Exercise description: How many lines in the entries below contain "Medium"? Answer with the number only.

Provided records:
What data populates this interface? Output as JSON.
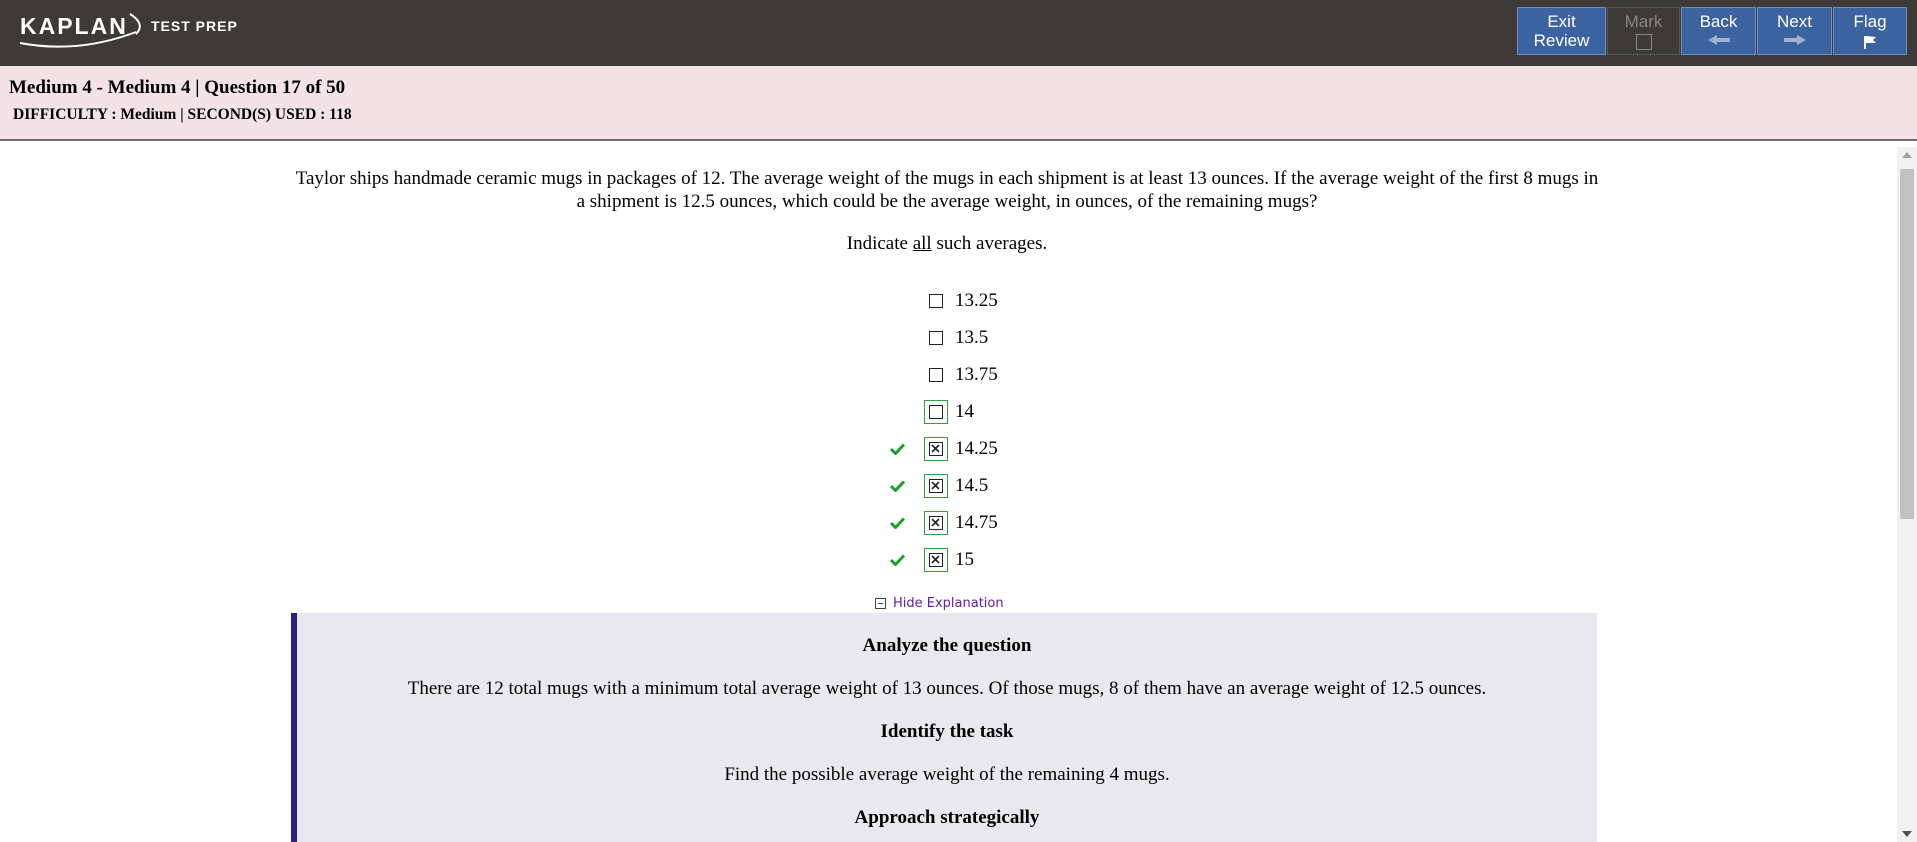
{
  "header": {
    "logo_text": "KAPLAN",
    "logo_tagline": "TEST PREP",
    "nav": {
      "exit_review": [
        "Exit",
        "Review"
      ],
      "mark": "Mark",
      "back": "Back",
      "next": "Next",
      "flag": "Flag"
    }
  },
  "info": {
    "title": "Medium 4 - Medium 4 | Question 17 of 50",
    "meta": "DIFFICULTY : Medium | SECOND(S) USED : 118"
  },
  "question": {
    "stem": "Taylor ships handmade ceramic mugs in packages of 12. The average weight of the mugs in each shipment is at least 13 ounces. If the average weight of the first 8 mugs in a shipment is 12.5 ounces, which could be the average weight, in ounces, of the remaining mugs?",
    "instruction_pre": "Indicate ",
    "instruction_emph": "all",
    "instruction_post": " such averages.",
    "choices": [
      {
        "label": "13.25",
        "checked": false,
        "correct": false,
        "highlight": false
      },
      {
        "label": "13.5",
        "checked": false,
        "correct": false,
        "highlight": false
      },
      {
        "label": "13.75",
        "checked": false,
        "correct": false,
        "highlight": false
      },
      {
        "label": "14",
        "checked": false,
        "correct": false,
        "highlight": true
      },
      {
        "label": "14.25",
        "checked": true,
        "correct": true,
        "highlight": true
      },
      {
        "label": "14.5",
        "checked": true,
        "correct": true,
        "highlight": true
      },
      {
        "label": "14.75",
        "checked": true,
        "correct": true,
        "highlight": true
      },
      {
        "label": "15",
        "checked": true,
        "correct": true,
        "highlight": true
      }
    ]
  },
  "explanation": {
    "toggle_label": "Hide Explanation",
    "h1": "Analyze the question",
    "p1": "There are 12 total mugs with a minimum total average weight of 13 ounces. Of those mugs, 8 of them have an average weight of 12.5 ounces.",
    "h2": "Identify the task",
    "p2": "Find the possible average weight of the remaining 4 mugs.",
    "h3": "Approach strategically"
  },
  "colors": {
    "topbar": "#3f3a37",
    "nav_button": "#3b63a0",
    "infobar": "#f3e2e6",
    "correct_check": "#1aa12b",
    "explanation_bg": "#e9e8f0",
    "explanation_border": "#2a2077",
    "toggle_link": "#6a1b9a"
  }
}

Reply to the task: 2